## About this exercise
Pick out the lines below that contain the string "same" and copy them all.

⟨

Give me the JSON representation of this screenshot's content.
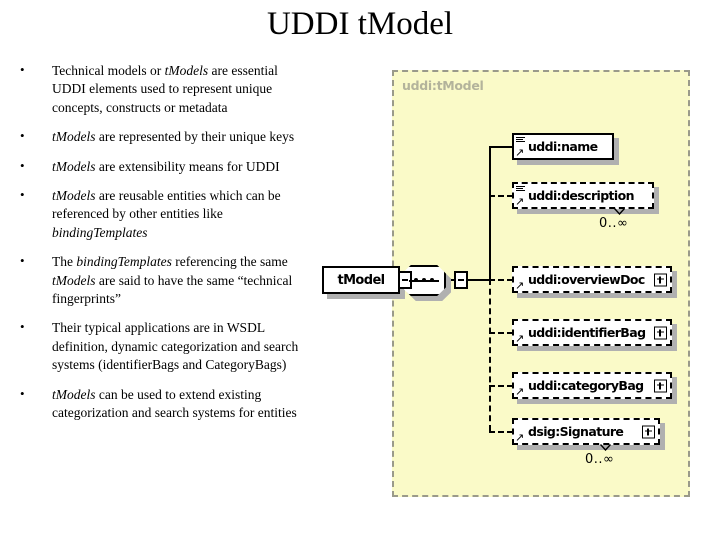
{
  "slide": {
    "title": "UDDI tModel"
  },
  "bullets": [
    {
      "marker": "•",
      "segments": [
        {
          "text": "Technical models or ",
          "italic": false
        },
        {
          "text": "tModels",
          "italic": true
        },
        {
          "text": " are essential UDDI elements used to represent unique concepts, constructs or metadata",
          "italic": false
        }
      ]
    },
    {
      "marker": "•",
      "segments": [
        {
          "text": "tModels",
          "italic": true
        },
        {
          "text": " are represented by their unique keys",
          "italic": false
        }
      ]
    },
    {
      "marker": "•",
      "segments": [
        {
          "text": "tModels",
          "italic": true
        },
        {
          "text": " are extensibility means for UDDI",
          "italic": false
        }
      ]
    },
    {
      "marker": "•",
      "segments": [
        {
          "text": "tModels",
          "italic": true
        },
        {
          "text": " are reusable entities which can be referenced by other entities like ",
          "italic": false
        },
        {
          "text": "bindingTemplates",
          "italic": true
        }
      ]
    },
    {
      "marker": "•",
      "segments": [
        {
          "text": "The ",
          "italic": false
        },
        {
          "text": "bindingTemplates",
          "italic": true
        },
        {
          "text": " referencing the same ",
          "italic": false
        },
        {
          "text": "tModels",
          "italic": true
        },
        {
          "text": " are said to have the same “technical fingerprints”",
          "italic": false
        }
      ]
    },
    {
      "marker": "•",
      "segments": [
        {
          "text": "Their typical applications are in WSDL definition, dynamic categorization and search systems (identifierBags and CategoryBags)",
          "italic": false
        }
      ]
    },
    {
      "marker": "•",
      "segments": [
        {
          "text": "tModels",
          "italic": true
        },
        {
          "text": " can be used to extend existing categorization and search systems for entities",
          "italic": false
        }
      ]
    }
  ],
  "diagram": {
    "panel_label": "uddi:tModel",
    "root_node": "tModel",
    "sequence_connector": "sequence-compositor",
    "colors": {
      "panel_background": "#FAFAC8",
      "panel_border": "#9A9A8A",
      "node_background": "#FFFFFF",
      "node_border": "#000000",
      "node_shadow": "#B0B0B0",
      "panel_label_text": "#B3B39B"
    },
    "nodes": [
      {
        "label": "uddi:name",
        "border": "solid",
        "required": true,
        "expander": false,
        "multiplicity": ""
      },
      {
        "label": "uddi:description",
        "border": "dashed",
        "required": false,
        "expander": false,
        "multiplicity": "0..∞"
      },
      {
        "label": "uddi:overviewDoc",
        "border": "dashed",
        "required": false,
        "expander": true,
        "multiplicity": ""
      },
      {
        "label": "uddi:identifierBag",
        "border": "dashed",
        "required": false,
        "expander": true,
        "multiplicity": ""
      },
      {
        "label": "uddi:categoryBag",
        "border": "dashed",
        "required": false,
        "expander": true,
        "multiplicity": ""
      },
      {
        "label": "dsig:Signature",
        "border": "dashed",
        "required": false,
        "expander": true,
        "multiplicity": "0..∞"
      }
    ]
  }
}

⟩
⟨

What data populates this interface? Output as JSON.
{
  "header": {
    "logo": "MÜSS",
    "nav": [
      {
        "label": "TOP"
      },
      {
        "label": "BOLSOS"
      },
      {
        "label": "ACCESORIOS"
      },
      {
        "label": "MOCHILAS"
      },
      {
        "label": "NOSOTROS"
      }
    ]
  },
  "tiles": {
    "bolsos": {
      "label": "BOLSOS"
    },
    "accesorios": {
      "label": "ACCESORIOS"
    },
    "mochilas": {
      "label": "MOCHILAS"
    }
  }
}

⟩
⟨

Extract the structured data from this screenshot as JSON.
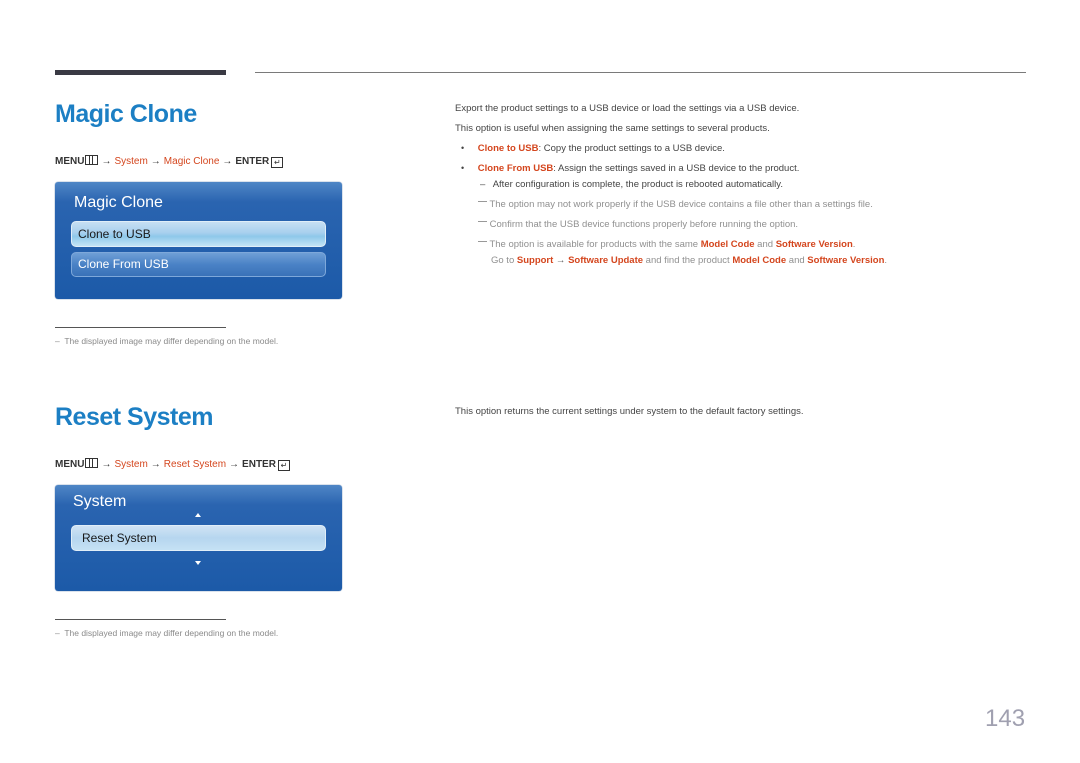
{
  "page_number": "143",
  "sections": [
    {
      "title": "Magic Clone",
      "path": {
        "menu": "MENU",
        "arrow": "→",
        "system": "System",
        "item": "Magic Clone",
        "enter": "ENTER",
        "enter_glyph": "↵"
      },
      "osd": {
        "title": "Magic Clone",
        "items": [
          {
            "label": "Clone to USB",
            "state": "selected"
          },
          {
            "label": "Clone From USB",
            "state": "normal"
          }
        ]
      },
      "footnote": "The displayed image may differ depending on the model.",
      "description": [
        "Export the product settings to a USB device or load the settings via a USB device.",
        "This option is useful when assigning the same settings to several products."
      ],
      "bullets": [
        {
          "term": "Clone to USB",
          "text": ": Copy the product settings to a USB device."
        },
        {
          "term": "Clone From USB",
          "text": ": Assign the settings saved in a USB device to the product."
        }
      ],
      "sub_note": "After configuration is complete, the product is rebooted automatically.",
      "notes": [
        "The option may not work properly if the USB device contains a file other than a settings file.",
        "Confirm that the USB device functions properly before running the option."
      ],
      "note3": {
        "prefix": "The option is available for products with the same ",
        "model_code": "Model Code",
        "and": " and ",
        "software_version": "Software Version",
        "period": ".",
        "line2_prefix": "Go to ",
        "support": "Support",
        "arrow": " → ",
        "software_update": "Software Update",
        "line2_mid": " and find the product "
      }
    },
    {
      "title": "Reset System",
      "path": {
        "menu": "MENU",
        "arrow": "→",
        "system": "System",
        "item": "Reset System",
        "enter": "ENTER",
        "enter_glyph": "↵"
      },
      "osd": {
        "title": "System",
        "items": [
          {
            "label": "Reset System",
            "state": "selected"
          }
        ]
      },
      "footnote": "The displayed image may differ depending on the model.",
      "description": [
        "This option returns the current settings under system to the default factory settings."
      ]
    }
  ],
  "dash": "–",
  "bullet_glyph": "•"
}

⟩

## Task result
          "text": " referencing the same ",
          "text": " are said to have the same “technical fingerprints”",
        "This option is useful when assigning the same settings to several products."
        "prefix": "The option is available for products with the same ",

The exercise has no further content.